● Exercise directions
Using the listing below, please gather every line containing the word "View".

● Exercise data
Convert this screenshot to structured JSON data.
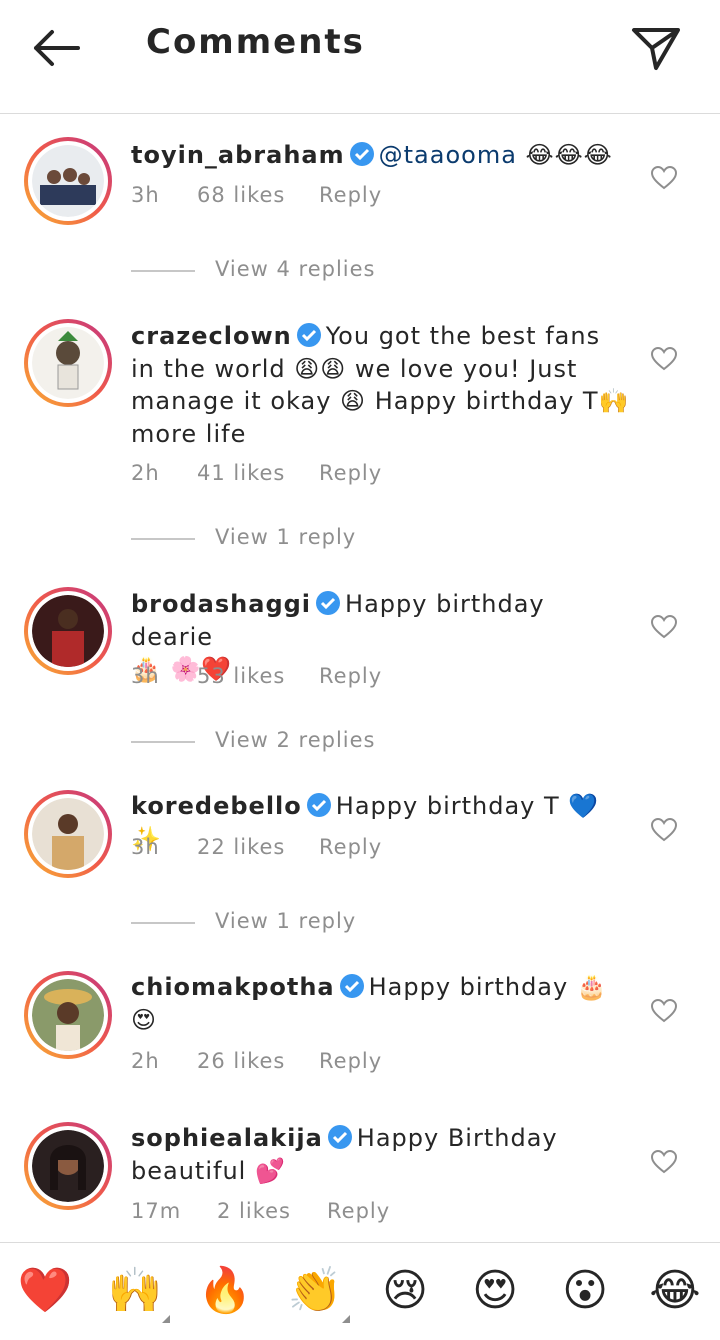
{
  "header": {
    "title": "Comments"
  },
  "comments": [
    {
      "username": "toyin_abraham",
      "mention": "@taaooma",
      "text": "",
      "emoji": "😂😂😂",
      "time": "3h",
      "likes": "68 likes",
      "reply": "Reply",
      "view_replies": "View 4 replies"
    },
    {
      "username": "crazeclown",
      "line1": "You got the best fans",
      "line2": "in the world 😩😩 we love you! Just",
      "line3": "manage  it okay 😩 Happy birthday T🙌",
      "line4": "more life",
      "time": "2h",
      "likes": "41 likes",
      "reply": "Reply",
      "view_replies": "View 1 reply"
    },
    {
      "username": "brodashaggi",
      "line1": "Happy birthday dearie",
      "line2": "🎂 🌸❤️",
      "time": "3h",
      "likes": "53 likes",
      "reply": "Reply",
      "view_replies": "View 2 replies"
    },
    {
      "username": "koredebello",
      "line1": "Happy birthday T 💙 ✨",
      "time": "3h",
      "likes": "22 likes",
      "reply": "Reply",
      "view_replies": "View 1 reply"
    },
    {
      "username": "chiomakpotha",
      "line1": "Happy birthday 🎂",
      "line2": "😍",
      "time": "2h",
      "likes": "26 likes",
      "reply": "Reply"
    },
    {
      "username": "sophiealakija",
      "line1": "Happy Birthday",
      "line2": "beautiful 💕",
      "time": "17m",
      "likes": "2 likes",
      "reply": "Reply"
    }
  ],
  "emoji_bar": [
    "❤️",
    "🙌",
    "🔥",
    "👏",
    "😢",
    "😍",
    "😮",
    "😂"
  ],
  "colors": {
    "verified": "#3897f0",
    "ring_start": "#f9b233",
    "ring_end": "#c13584",
    "meta": "#8e8e8e"
  }
}
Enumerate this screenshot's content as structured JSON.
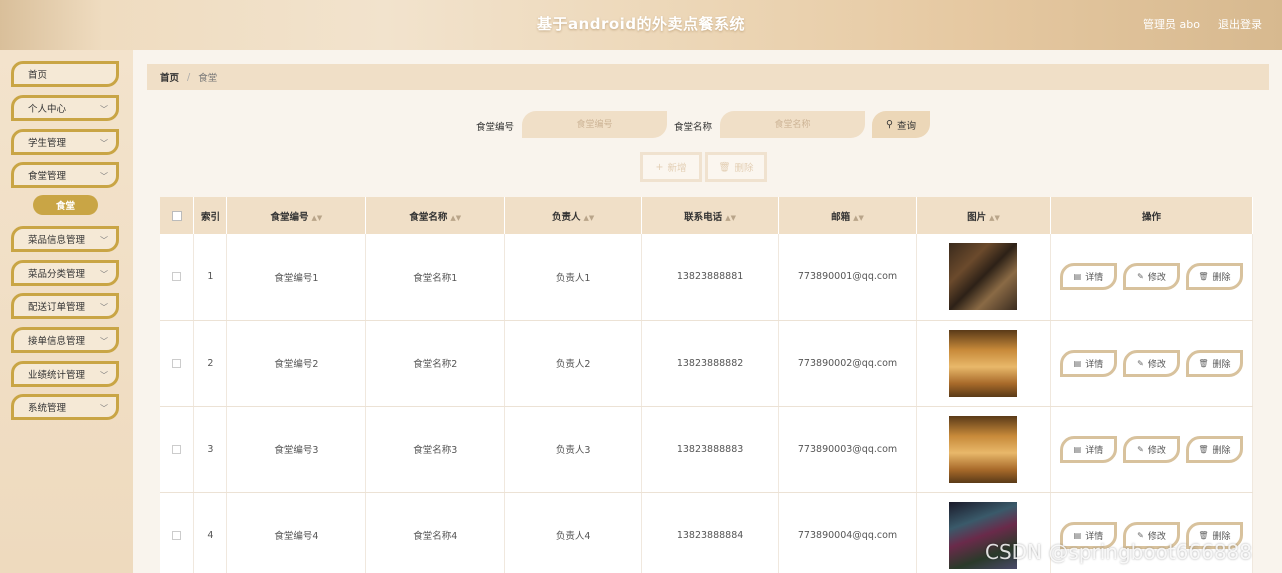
{
  "header": {
    "title": "基于android的外卖点餐系统",
    "user_label": "管理员 abo",
    "logout_label": "退出登录"
  },
  "sidebar": {
    "items": [
      {
        "label": "首页",
        "chevron": false
      },
      {
        "label": "个人中心",
        "chevron": true
      },
      {
        "label": "学生管理",
        "chevron": true
      },
      {
        "label": "食堂管理",
        "chevron": true
      },
      {
        "label": "菜品信息管理",
        "chevron": true
      },
      {
        "label": "菜品分类管理",
        "chevron": true
      },
      {
        "label": "配送订单管理",
        "chevron": true
      },
      {
        "label": "接单信息管理",
        "chevron": true
      },
      {
        "label": "业绩统计管理",
        "chevron": true
      },
      {
        "label": "系统管理",
        "chevron": true
      }
    ],
    "active_sub": "食堂"
  },
  "breadcrumb": {
    "home": "首页",
    "current": "食堂"
  },
  "search": {
    "code_label": "食堂编号",
    "code_placeholder": "食堂编号",
    "name_label": "食堂名称",
    "name_placeholder": "食堂名称",
    "button_label": "查询"
  },
  "actions": {
    "add_label": "新增",
    "delete_label": "删除"
  },
  "table": {
    "headers": [
      "索引",
      "食堂编号",
      "食堂名称",
      "负责人",
      "联系电话",
      "邮箱",
      "图片",
      "操作"
    ],
    "rows": [
      {
        "index": "1",
        "code": "食堂编号1",
        "name": "食堂名称1",
        "manager": "负责人1",
        "phone": "13823888881",
        "email": "773890001@qq.com",
        "image": "canteen-photo-1"
      },
      {
        "index": "2",
        "code": "食堂编号2",
        "name": "食堂名称2",
        "manager": "负责人2",
        "phone": "13823888882",
        "email": "773890002@qq.com",
        "image": "canteen-photo-2"
      },
      {
        "index": "3",
        "code": "食堂编号3",
        "name": "食堂名称3",
        "manager": "负责人3",
        "phone": "13823888883",
        "email": "773890003@qq.com",
        "image": "canteen-photo-3"
      },
      {
        "index": "4",
        "code": "食堂编号4",
        "name": "食堂名称4",
        "manager": "负责人4",
        "phone": "13823888884",
        "email": "773890004@qq.com",
        "image": "canteen-photo-4"
      }
    ],
    "op_labels": {
      "detail": "详情",
      "edit": "修改",
      "delete": "删除"
    }
  },
  "watermark": "CSDN @springboot666888",
  "colors": {
    "accent": "#c9a545",
    "header_bg": "#ecd6b6",
    "table_header": "#f0dfc7"
  }
}
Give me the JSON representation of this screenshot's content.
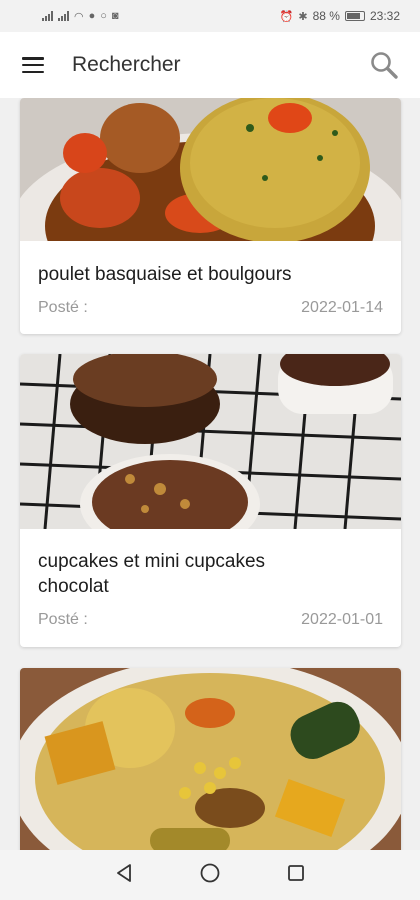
{
  "status_bar": {
    "battery": "88 %",
    "time": "23:32"
  },
  "app_bar": {
    "title": "Rechercher",
    "menu_icon": "menu-icon",
    "search_icon": "search-icon"
  },
  "posts": [
    {
      "title": "poulet basquaise et boulgours",
      "posted_label": "Posté :",
      "date": "2022-01-14"
    },
    {
      "title": "cupcakes et mini cupcakes chocolat",
      "posted_label": "Posté :",
      "date": "2022-01-01"
    },
    {
      "title": "",
      "posted_label": "",
      "date": ""
    }
  ],
  "nav_bar": {
    "back_icon": "back-icon",
    "home_icon": "home-icon",
    "recents_icon": "recents-icon"
  },
  "colors": {
    "background": "#f0f0f0",
    "card": "#ffffff",
    "meta_text": "#999999"
  }
}
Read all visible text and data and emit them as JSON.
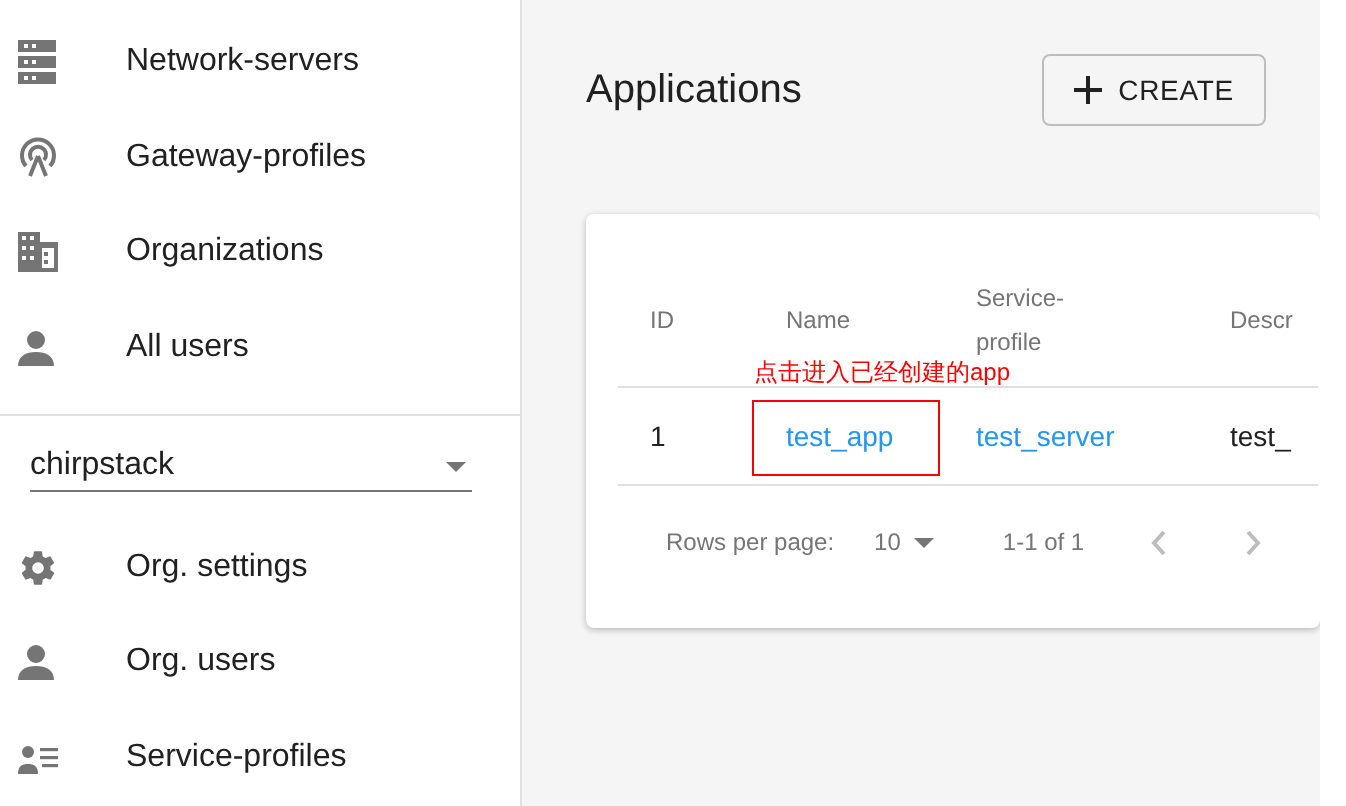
{
  "sidebar": {
    "items": [
      {
        "label": "Network-servers",
        "kind": "servers"
      },
      {
        "label": "Gateway-profiles",
        "kind": "antenna"
      },
      {
        "label": "Organizations",
        "kind": "building"
      },
      {
        "label": "All users",
        "kind": "person"
      }
    ],
    "organization_select": {
      "value": "chirpstack"
    },
    "org_items": [
      {
        "label": "Org. settings",
        "kind": "gear"
      },
      {
        "label": "Org. users",
        "kind": "person"
      },
      {
        "label": "Service-profiles",
        "kind": "person-list"
      }
    ]
  },
  "page": {
    "title": "Applications",
    "create_button": "CREATE"
  },
  "table": {
    "columns": [
      "ID",
      "Name",
      "Service-profile",
      "Descr"
    ],
    "rows": [
      {
        "id": "1",
        "name": "test_app",
        "service_profile": "test_server",
        "column_4": "test_"
      }
    ],
    "pagination": {
      "rows_per_page_label": "Rows per page:",
      "rows_per_page": "10",
      "range": "1-1 of 1"
    }
  },
  "annotation": {
    "text": "点击进入已经创建的app"
  }
}
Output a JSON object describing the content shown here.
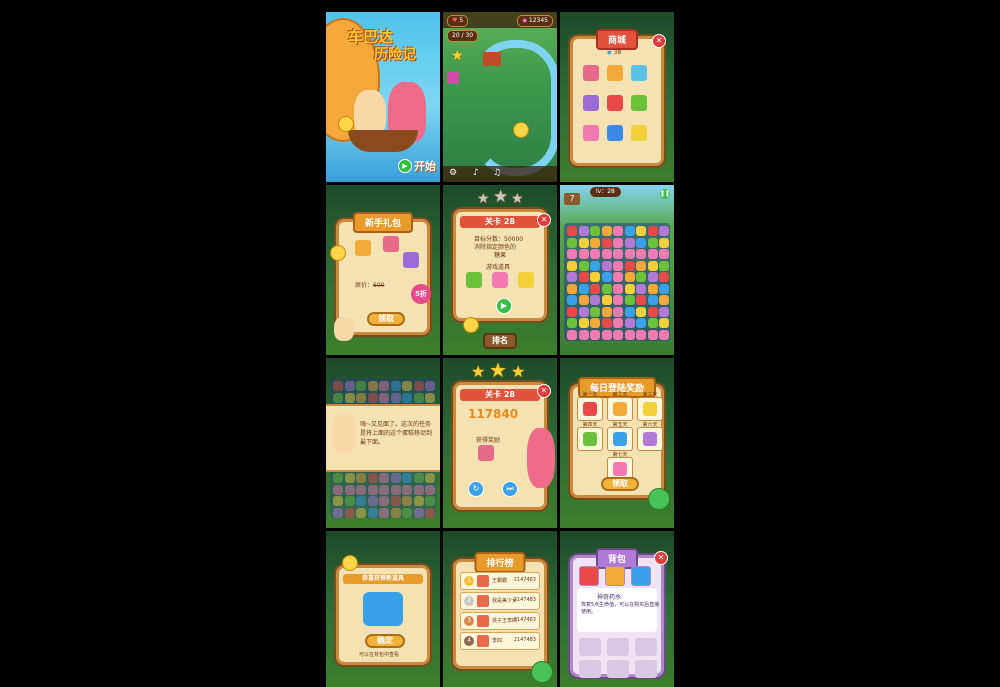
{
  "title_screen": {
    "game_title_line1": "车巴达",
    "game_title_line2": "历险记",
    "start_button": "开始"
  },
  "map_screen": {
    "lives": "5",
    "level_counter": "20 / 30",
    "coins": "12345"
  },
  "shop_screen": {
    "title": "商城",
    "balance": "38"
  },
  "gift_screen": {
    "title": "新手礼包",
    "price_label": "原价：",
    "price_value": "600",
    "discount_badge": "5折",
    "confirm_button": "领取"
  },
  "level_screen": {
    "title": "关卡 28",
    "target_label": "目标分数：",
    "target_value": "50000",
    "desc1": "消除指定颜色的",
    "desc2": "糖果",
    "items_header": "游戏道具",
    "start_button": "开始",
    "rank_button": "排名"
  },
  "board_screen": {
    "level_label": "lv：28",
    "moves": "7"
  },
  "tutorial_screen": {
    "dialog": "嗨~又见面了。这次的任务是将上面的这个蛋糕移动到最下面。"
  },
  "result_screen": {
    "title": "关卡 28",
    "score": "117840",
    "reward_label": "获得奖励"
  },
  "daily_screen": {
    "title": "每日登陆奖励",
    "days": [
      "第一天",
      "第二天",
      "第三天",
      "第四天",
      "第五天",
      "第六天",
      "第七天"
    ],
    "claim_button": "领取"
  },
  "item_get_screen": {
    "title": "恭喜获得新道具",
    "confirm_button": "确定",
    "hint": "可以在背包中查看"
  },
  "rank_screen": {
    "title": "排行榜",
    "rows": [
      {
        "rank": "1",
        "name": "王霸霸",
        "score": "2147483"
      },
      {
        "rank": "2",
        "name": "我是美少女",
        "score": "2147483"
      },
      {
        "rank": "3",
        "name": "孩子王李四",
        "score": "2147483"
      },
      {
        "rank": "4",
        "name": "李四",
        "score": "2147483"
      }
    ]
  },
  "bag_screen": {
    "title": "背包",
    "item_name": "神奇药水",
    "item_desc": "恢复5点生命值，可以在购买后直接使用。"
  },
  "colors": {
    "accent_red": "#e2533d",
    "scroll": "#f5e2b3",
    "wood": "#c98a3e",
    "green_button": "#6cc03a"
  }
}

● Answer for this exercise
      "view_replies": "View 4 replies"
      "view_replies": "View 1 reply"
      "view_replies": "View 2 replies"
      "view_replies": "View 1 reply"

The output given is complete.